*** Task inputs Section Begins ***

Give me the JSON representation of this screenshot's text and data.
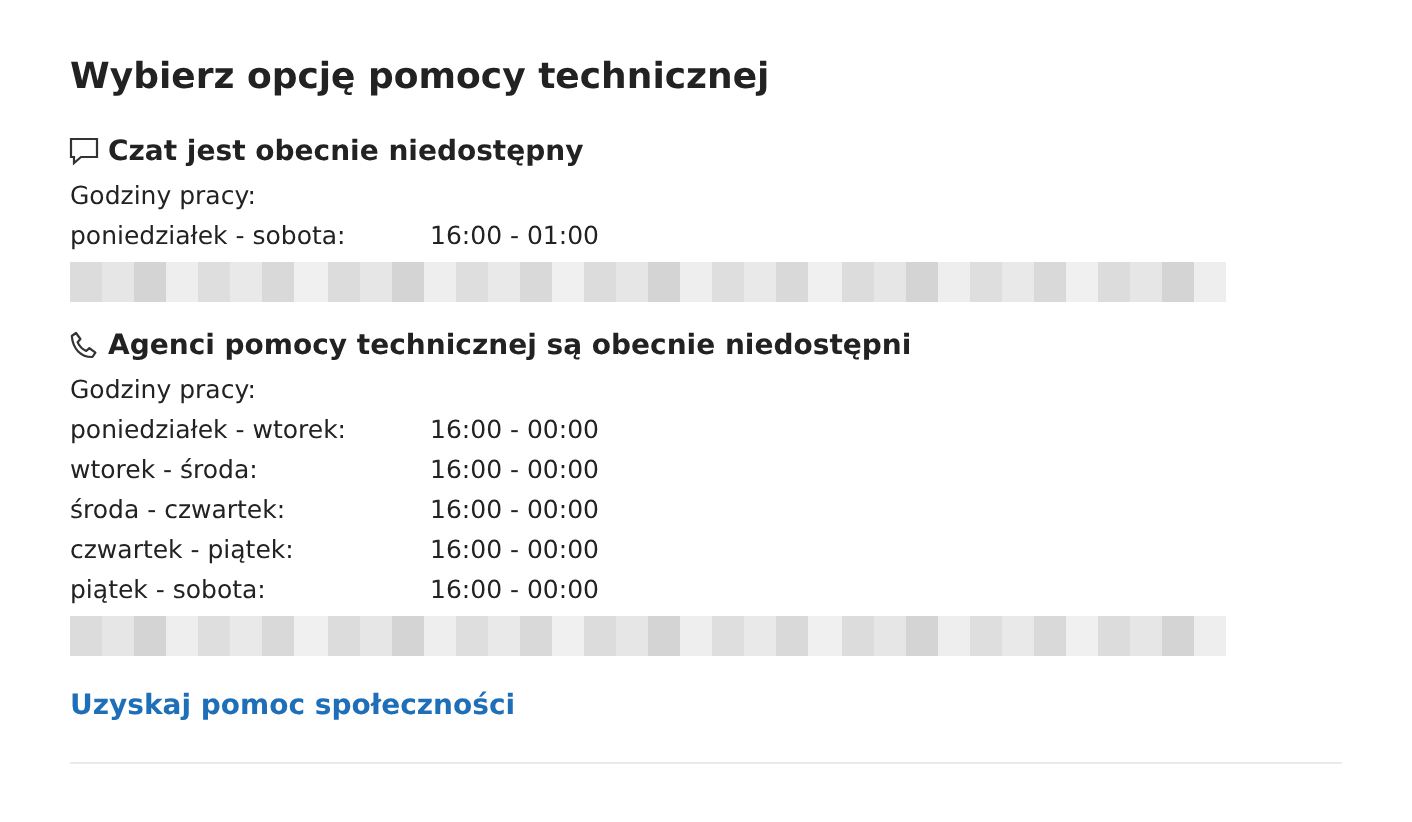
{
  "title": "Wybierz opcję pomocy technicznej",
  "sections": [
    {
      "kind": "chat",
      "heading": "Czat jest obecnie niedostępny",
      "hours_label": "Godziny pracy:",
      "hours": [
        {
          "days": "poniedziałek - sobota:",
          "time": "16:00 - 01:00"
        }
      ]
    },
    {
      "kind": "phone",
      "heading": "Agenci pomocy technicznej są obecnie niedostępni",
      "hours_label": "Godziny pracy:",
      "hours": [
        {
          "days": "poniedziałek - wtorek:",
          "time": "16:00 - 00:00"
        },
        {
          "days": "wtorek - środa:",
          "time": "16:00 - 00:00"
        },
        {
          "days": "środa - czwartek:",
          "time": "16:00 - 00:00"
        },
        {
          "days": "czwartek - piątek:",
          "time": "16:00 - 00:00"
        },
        {
          "days": "piątek - sobota:",
          "time": "16:00 - 00:00"
        }
      ]
    }
  ],
  "community_link": "Uzyskaj pomoc społeczności"
}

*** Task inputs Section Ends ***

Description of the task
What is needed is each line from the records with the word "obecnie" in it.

Answer section
      "heading": "Czat jest obecnie niedostępny",
      "heading": "Agenci pomocy technicznej są obecnie niedostępni",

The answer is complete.